I have to say that there was a lot of love for the Theatre Bristol Newsletter from the

artists in the group, and for Theatre Bristol in general.

At around this point Dan from Hamilton House (google it if you don't know what it is)

talked about new opportunities for subsidised space for arts use in Hamilton House.

This sparked a conversation bemoaning the collapse of the Council's brilliant initiative

to make un-used space available to artists in the city. There is just much less than

there was and the community was vociferous about the negative impact of this.

On the back of this, we felt that we should all help Theatre Bristol to do two other


1. Develop a map of creative opportunity for the city (i.e. a list of all the funding and

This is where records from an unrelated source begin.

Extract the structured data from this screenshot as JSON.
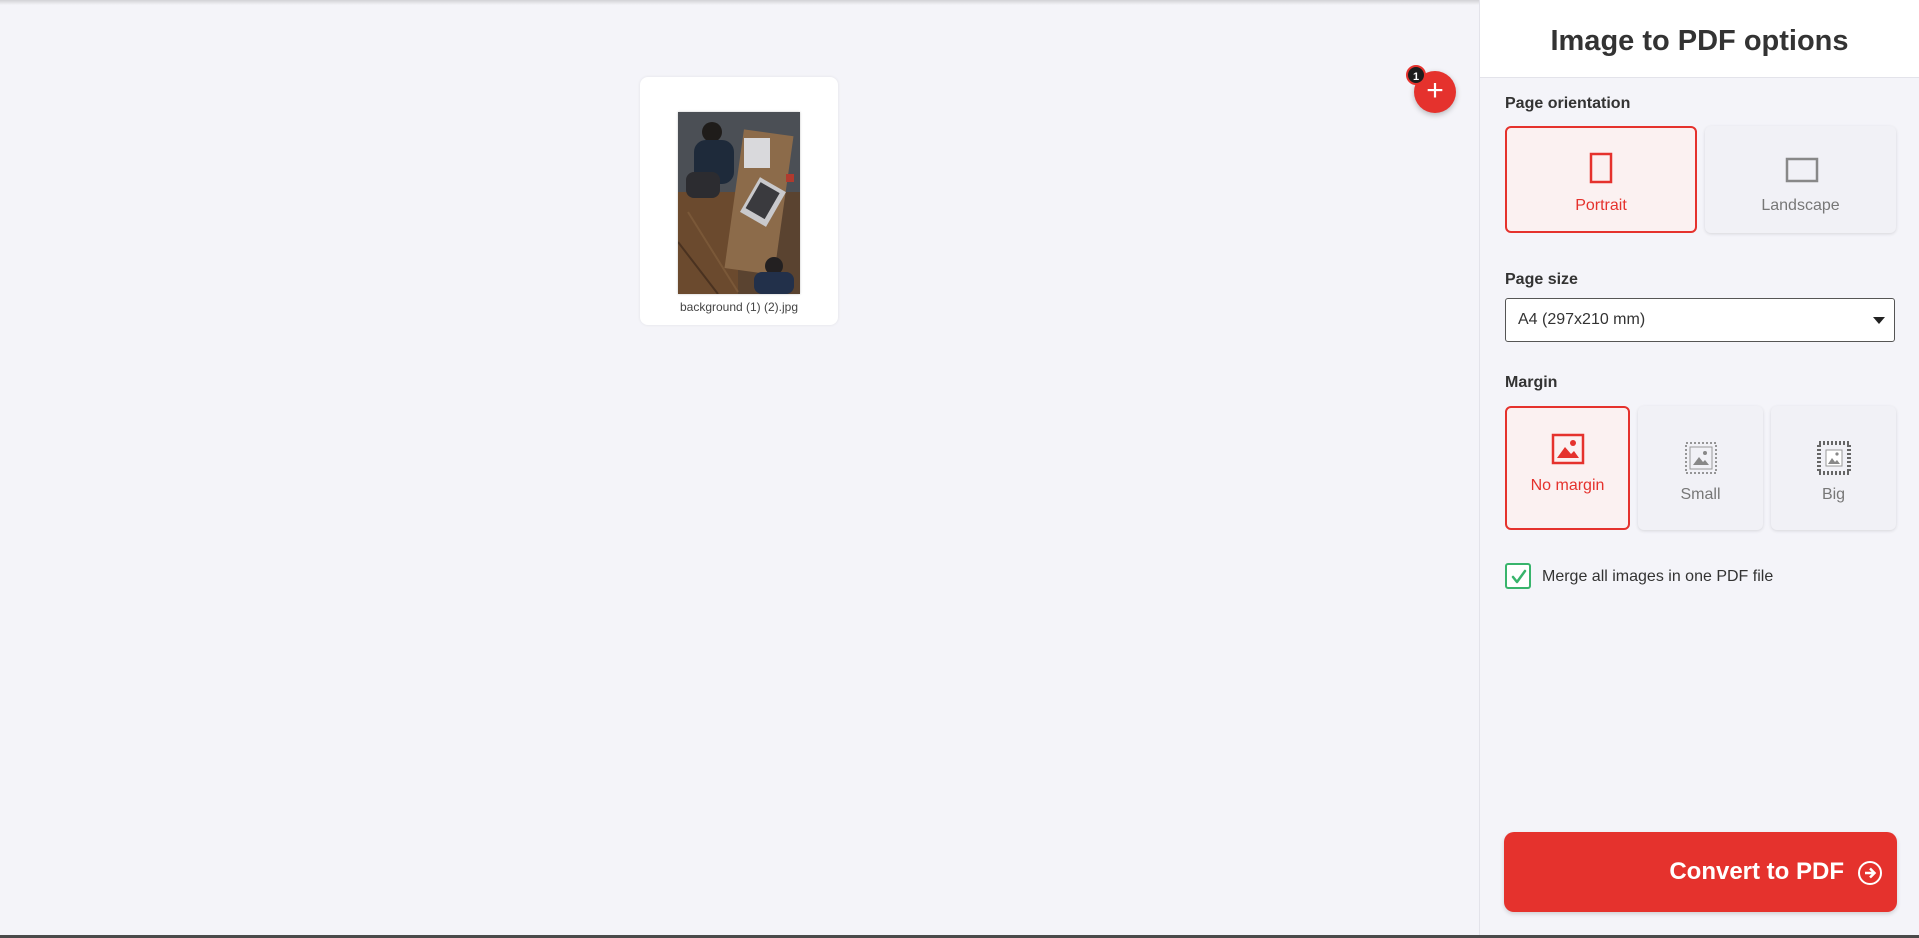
{
  "workspace": {
    "file": {
      "name": "background (1) (2).jpg"
    },
    "add_button": {
      "badge_count": "1",
      "icon": "plus-icon"
    }
  },
  "sidebar": {
    "title": "Image to PDF options",
    "orientation": {
      "label": "Page orientation",
      "options": [
        {
          "label": "Portrait",
          "selected": true,
          "icon": "portrait-icon"
        },
        {
          "label": "Landscape",
          "selected": false,
          "icon": "landscape-icon"
        }
      ]
    },
    "page_size": {
      "label": "Page size",
      "value": "A4 (297x210 mm)"
    },
    "margin": {
      "label": "Margin",
      "options": [
        {
          "label": "No margin",
          "selected": true,
          "icon": "no-margin-icon"
        },
        {
          "label": "Small",
          "selected": false,
          "icon": "small-margin-icon"
        },
        {
          "label": "Big",
          "selected": false,
          "icon": "big-margin-icon"
        }
      ]
    },
    "merge": {
      "label": "Merge all images in one PDF file",
      "checked": true
    },
    "convert_button": {
      "label": "Convert to PDF",
      "icon": "arrow-circle-right-icon"
    }
  },
  "colors": {
    "accent": "#e5322d",
    "background": "#f4f4f9",
    "checkbox": "#38b46c"
  }
}
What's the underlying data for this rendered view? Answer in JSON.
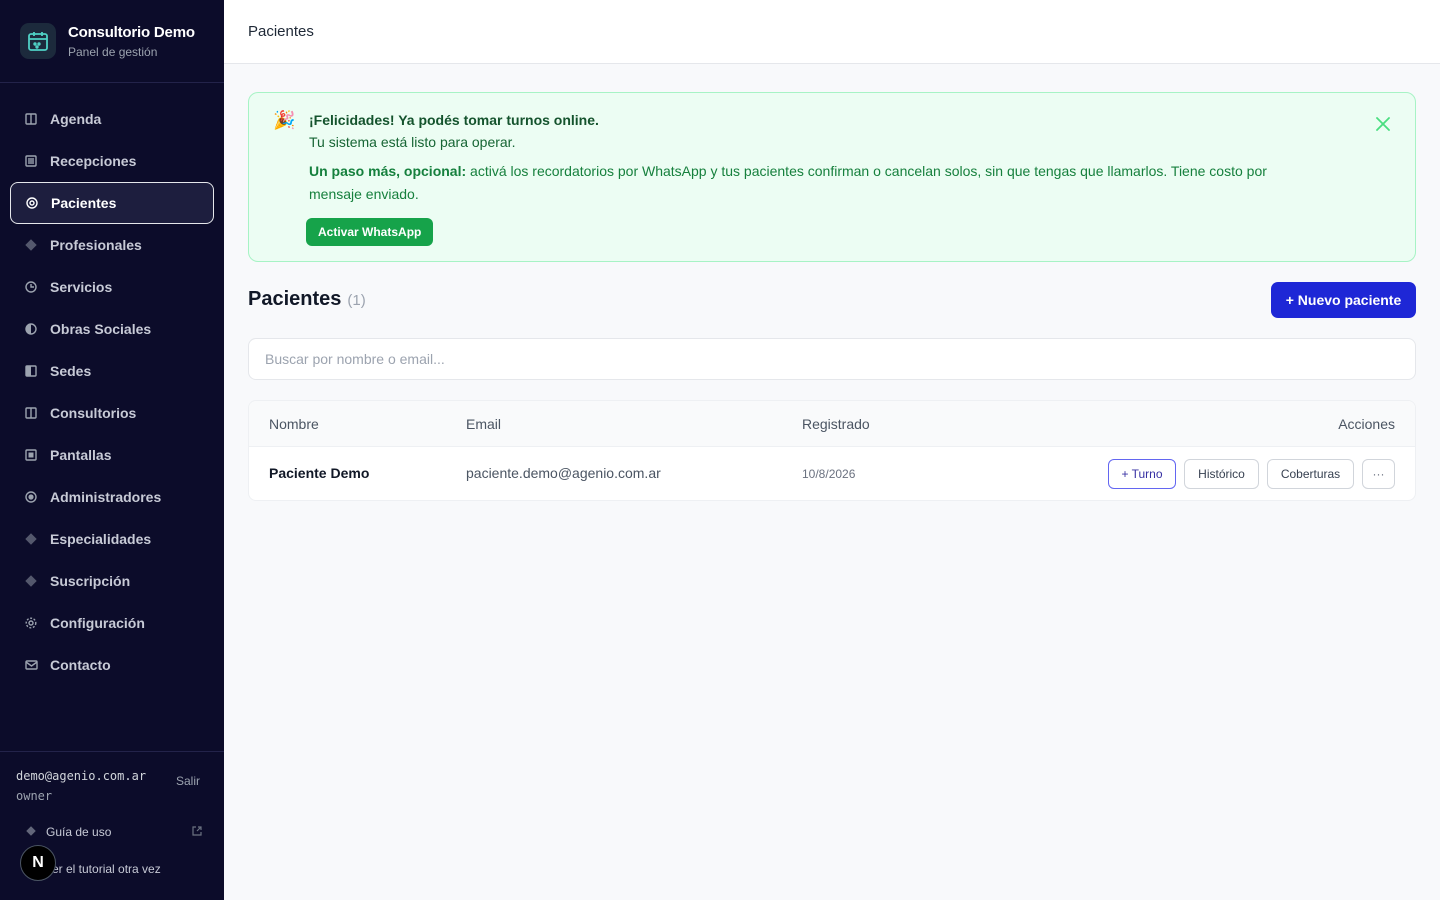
{
  "brand": {
    "title": "Consultorio Demo",
    "subtitle": "Panel de gestión"
  },
  "sidebar": {
    "items": [
      {
        "label": "Agenda",
        "icon": "columns-icon"
      },
      {
        "label": "Recepciones",
        "icon": "list-icon"
      },
      {
        "label": "Pacientes",
        "icon": "target-icon",
        "active": true
      },
      {
        "label": "Profesionales",
        "icon": "diamond-icon"
      },
      {
        "label": "Servicios",
        "icon": "clock-icon"
      },
      {
        "label": "Obras Sociales",
        "icon": "half-circle-icon"
      },
      {
        "label": "Sedes",
        "icon": "half-square-icon"
      },
      {
        "label": "Consultorios",
        "icon": "columns-icon"
      },
      {
        "label": "Pantallas",
        "icon": "screen-icon"
      },
      {
        "label": "Administradores",
        "icon": "record-icon"
      },
      {
        "label": "Especialidades",
        "icon": "diamond-icon"
      },
      {
        "label": "Suscripción",
        "icon": "diamond-icon"
      },
      {
        "label": "Configuración",
        "icon": "gear-icon"
      },
      {
        "label": "Contacto",
        "icon": "mail-icon"
      }
    ]
  },
  "user": {
    "email": "demo@agenio.com.ar",
    "role": "owner",
    "logout": "Salir"
  },
  "footer": {
    "guide": "Guía de uso",
    "tutorial": "er el tutorial otra vez",
    "badge": "N"
  },
  "topbar": {
    "title": "Pacientes"
  },
  "banner": {
    "emoji": "🎉",
    "title": "¡Felicidades! Ya podés tomar turnos online.",
    "line1": "Tu sistema está listo para operar.",
    "line2_bold": "Un paso más, opcional:",
    "line2_rest": " activá los recordatorios por WhatsApp y tus pacientes confirman o cancelan solos, sin que tengas que llamarlos. Tiene costo por mensaje enviado.",
    "button": "Activar WhatsApp"
  },
  "section": {
    "title": "Pacientes",
    "count": "(1)",
    "new_button": "+ Nuevo paciente"
  },
  "search": {
    "placeholder": "Buscar por nombre o email..."
  },
  "table": {
    "headers": {
      "name": "Nombre",
      "email": "Email",
      "registered": "Registrado",
      "actions": "Acciones"
    },
    "rows": [
      {
        "name": "Paciente Demo",
        "email": "paciente.demo@agenio.com.ar",
        "registered": "10/8/2026"
      }
    ],
    "actions": {
      "turno": "+ Turno",
      "historico": "Histórico",
      "coberturas": "Coberturas",
      "more": "···"
    }
  },
  "colors": {
    "sidebar_bg": "#0c0c2a",
    "accent": "#1e27d6",
    "success": "#16a34a",
    "banner_bg": "#ecfdf3"
  }
}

showcase opportunities (from Ferment to Wardrobe to Cube) together with a summary

of what the criteria are for each. Bristol Old Vic will help with this.

2. Develop it's existing map of available rehearsal space and also help us to persuade

a wider uptake of the policy we trialled at Bristol Old Vic (before the current building

work obvs) to advertise any unsold rehearsal space to the creative public for free

every friday.

We also talked about ladders, pyramids and funnels of development. You can pick

your metaphor. But the group seemed in remarkable agreement about the principles

that operate in these. There is a sort of Darwinian element to any workable scheme, in

which a wide invitation with little resource graduates (or evolves) towards a narrow

invitation with more concentrated resource. The priority of the group seemed to be


1. that the opportunity to progress up the ladder/funnel/pyramid was genuine

2. that the way the system worked was transparently communicated.

Sitting alongside the strong sense that a diversity of opportunity was important across

the city, this seemed to be the main implicit recommendation oft the group (again,

please correct me, any who were present, if i misunderstood this).

The subtext to this animated and inspiring conversation was a realisation that much of

Bristol's celebrated creative community exists in the barely-subsidised sector, with

many artists living by other means and committing time for free to their creative work.

Within this model, free space and any performance opportunity is hugely valuable but

we also have to accept that there are economic barriers to participation in a culture of

this kind which might slow down its cultural and economic diversification. For

reference, this is close to the economic culture within which much of the most exciting

experimental work in North America has evolved over the last 50 years.

Related announcements:

The Creative Mum discussion requested a monthly meeting space for creative mums

with children to meet in.

Nincompoops at the excellent Wardrobe Theatre operates a

“pay-what-you-think-it-was-worth” ticket price which has worked very well.

Tom, also operating at the Wardrobe is offering radically accessible development

opportunities in puppetry, feeding towards his puppet cabaret.

many thanks to all for this brilliant session


Comments: 1

Annette Chown, 15 January 2017

I agree, I thought this session was great. Thank you, Tom, for calling it. I have collated everyone's email addresses from the

sheet and will be sending them to Catherine from Theatre Bristol, to make sure you receive the newsletter with details of the

discussion to be hosted by Bristol Old Vic.  If you weren't in attendance but want to join the discussion, sign up to the

Theatre Bristol mailing list:

Those in attendance were:

Daniel Balla

Catherine Boot

Rob Bowman

Ed Browning

Annette Chown

Kirsty Cox

Jack Drewry

Charlotte Dubery

Florence Espeut-Nickless

Lucy Harrington

Ian Harris

Alan Mandel

Rosamond Martin

Tom McDonagh

Tom Morris

Jack Price

John Ward

Lizzie Wiggs